This past Sunday we celebrated the day of the holy apostle Philip, which marks the beginning of Pylipivka, the pre-Christmas fast—a preparation for the celebration of Our Lord’s Nativity. It is a wonderful time of reflection and preparation. Reflection upon the great mystery of God’s love for us and preparing ourselves for His presence among us in the person of Jesus of Nazareth.
During this period, specifically, for this month during our Sunday homilies, we will be focussing on deepening our awareness of God’s love and presence in and through our Divine Liturgy.
The liturgical life of the church is not just another set of rituals or rules, like the norms we have established for organizations or public ceremonies. Our liturgical life is an attempt for us to enter into divine life, to see ourselves and our world as God sees. It is for this reason that the church has a different cycle during the year than our social calendar. The church’s calendar is not built around a “new year” but rather structured around an event which goes beyond time and includes all time: Easter—the day of Resurrection, the Feast of Feasts. This is our starting point and our end point. It is the day which gives meaning to all else. It is the day that we re-live every Sunday and that we are invited to re-celebrate at every Divine Liturgy.

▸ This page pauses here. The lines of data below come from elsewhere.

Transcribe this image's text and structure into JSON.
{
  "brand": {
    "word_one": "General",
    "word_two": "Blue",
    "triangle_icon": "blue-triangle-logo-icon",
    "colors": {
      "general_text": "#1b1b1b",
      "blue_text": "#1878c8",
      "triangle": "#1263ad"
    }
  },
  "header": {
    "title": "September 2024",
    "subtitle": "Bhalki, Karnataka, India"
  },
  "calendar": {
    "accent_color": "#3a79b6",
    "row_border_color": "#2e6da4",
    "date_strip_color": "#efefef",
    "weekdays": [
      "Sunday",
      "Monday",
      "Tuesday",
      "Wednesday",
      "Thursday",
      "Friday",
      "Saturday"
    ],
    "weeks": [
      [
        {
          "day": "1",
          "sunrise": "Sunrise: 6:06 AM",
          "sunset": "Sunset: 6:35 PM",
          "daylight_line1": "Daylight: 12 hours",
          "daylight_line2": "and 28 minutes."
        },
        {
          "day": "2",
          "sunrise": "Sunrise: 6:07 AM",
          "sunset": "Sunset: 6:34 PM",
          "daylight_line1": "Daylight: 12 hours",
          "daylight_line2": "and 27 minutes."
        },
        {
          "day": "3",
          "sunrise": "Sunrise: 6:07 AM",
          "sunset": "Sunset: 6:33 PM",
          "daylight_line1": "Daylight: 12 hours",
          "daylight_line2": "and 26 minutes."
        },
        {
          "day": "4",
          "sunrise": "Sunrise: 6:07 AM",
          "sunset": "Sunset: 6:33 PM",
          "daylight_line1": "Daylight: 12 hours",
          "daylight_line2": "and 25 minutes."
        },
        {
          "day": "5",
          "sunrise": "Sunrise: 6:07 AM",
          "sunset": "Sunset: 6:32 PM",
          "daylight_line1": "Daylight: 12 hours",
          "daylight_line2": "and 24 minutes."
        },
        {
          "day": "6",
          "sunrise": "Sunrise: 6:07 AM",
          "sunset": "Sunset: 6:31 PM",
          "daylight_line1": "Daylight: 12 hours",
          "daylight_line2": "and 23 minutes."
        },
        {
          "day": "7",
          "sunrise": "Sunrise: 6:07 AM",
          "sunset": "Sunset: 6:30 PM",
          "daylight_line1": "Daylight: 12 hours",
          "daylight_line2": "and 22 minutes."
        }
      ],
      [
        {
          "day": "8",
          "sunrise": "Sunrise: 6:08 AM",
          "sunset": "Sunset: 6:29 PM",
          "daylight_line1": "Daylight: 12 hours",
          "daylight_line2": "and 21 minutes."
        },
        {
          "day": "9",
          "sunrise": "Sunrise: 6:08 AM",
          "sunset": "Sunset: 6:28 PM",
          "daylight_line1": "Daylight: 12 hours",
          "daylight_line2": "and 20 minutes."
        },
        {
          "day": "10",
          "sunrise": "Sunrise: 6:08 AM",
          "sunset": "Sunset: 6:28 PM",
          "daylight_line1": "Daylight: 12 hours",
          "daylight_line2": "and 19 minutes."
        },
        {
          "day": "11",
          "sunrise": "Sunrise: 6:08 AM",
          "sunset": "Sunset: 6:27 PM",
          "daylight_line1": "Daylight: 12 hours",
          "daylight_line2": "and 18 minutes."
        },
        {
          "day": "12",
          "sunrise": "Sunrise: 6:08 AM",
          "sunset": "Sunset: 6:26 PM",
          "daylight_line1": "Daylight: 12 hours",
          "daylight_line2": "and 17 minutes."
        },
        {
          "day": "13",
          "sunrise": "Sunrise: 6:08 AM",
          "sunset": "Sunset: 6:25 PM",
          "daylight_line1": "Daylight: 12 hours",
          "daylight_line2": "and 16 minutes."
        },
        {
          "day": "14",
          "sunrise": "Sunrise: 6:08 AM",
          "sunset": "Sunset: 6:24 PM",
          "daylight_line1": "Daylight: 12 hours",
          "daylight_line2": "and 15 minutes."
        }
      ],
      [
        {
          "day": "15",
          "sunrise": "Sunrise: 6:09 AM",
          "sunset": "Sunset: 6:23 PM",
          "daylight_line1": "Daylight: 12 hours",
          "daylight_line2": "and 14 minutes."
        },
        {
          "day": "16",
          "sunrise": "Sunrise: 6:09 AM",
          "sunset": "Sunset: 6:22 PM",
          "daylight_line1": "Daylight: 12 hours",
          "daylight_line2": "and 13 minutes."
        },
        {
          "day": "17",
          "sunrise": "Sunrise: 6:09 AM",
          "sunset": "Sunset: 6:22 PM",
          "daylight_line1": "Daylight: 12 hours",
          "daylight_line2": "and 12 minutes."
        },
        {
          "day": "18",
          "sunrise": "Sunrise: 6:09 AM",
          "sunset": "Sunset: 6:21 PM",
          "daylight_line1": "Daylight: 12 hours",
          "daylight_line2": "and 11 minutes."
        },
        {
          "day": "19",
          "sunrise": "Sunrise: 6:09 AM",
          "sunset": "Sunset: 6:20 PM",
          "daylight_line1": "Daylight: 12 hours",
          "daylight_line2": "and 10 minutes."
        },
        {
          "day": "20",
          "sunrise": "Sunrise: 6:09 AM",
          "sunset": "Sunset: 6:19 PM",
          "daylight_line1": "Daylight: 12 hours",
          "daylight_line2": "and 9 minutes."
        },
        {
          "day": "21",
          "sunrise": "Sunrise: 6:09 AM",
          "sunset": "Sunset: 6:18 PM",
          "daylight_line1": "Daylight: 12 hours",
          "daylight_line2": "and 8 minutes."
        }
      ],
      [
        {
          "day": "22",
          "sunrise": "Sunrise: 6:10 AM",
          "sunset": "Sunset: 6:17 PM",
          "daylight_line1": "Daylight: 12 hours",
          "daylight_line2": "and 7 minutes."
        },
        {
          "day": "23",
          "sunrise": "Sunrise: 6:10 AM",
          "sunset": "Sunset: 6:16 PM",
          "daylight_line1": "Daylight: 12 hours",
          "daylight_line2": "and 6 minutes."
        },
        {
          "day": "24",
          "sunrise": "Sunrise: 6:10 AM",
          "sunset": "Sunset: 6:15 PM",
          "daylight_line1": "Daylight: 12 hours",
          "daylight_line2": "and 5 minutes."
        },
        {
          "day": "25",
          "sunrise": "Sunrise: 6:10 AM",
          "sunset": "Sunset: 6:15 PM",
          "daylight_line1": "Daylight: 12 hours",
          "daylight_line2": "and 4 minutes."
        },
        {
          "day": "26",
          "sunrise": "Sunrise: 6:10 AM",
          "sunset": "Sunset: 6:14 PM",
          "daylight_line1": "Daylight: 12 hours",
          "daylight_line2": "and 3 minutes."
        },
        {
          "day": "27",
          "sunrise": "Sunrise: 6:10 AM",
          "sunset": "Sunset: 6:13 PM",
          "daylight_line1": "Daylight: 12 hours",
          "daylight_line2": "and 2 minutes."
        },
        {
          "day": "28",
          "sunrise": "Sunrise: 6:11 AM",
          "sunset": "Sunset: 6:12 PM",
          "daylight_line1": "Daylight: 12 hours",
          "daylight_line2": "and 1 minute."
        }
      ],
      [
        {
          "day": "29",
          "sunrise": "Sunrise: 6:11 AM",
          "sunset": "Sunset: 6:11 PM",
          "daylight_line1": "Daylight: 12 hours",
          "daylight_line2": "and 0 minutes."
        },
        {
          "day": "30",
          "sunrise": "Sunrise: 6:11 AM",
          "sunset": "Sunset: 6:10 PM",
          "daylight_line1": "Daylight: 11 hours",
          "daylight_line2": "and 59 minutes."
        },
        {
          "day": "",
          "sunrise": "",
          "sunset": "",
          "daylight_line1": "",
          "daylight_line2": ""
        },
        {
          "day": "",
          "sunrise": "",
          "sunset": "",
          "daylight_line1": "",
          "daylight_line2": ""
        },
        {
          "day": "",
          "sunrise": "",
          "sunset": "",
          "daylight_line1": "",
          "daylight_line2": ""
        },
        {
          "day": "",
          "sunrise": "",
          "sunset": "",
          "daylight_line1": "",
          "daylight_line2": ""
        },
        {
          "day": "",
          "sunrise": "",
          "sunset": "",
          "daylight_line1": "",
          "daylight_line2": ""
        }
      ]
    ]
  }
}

So what is the Divine Liturgy? We will focus on this for the next few weeks in our Sunday homilies. We will hear about our call to enter into the Kingdom, not as weak and lost people, but as those who are called to a higher dignity: children of God, brothers and sisters in Christ. We become this, not of our own action, but because this is what God’s love does to us. As children of God we come to know our Lord through the actions of God in human history: so we hear what God has done in the singing of the psalm excerpts in the antiphons, and the readings from the New Testament (epistle and gospel). But then we are invited into an even more intimate experience: God is with us. We enter the Eucharistic portion of the Liturgy, recalling the Incarnation, the Passion, and ultimately the Resurrection of Christ. In spite of our inadequacies we are invited to “taste and see how good the Lord is”: to receive the Eucharist. Finally, we are to proclaim this truth and celebrate with joy this reality of being united to Christ as we go into the world. We are meant to take our experience of the Kingdom into the world, so that “the name of the Lord is blessed, now and forever” and not just in our churches, but throughout the world!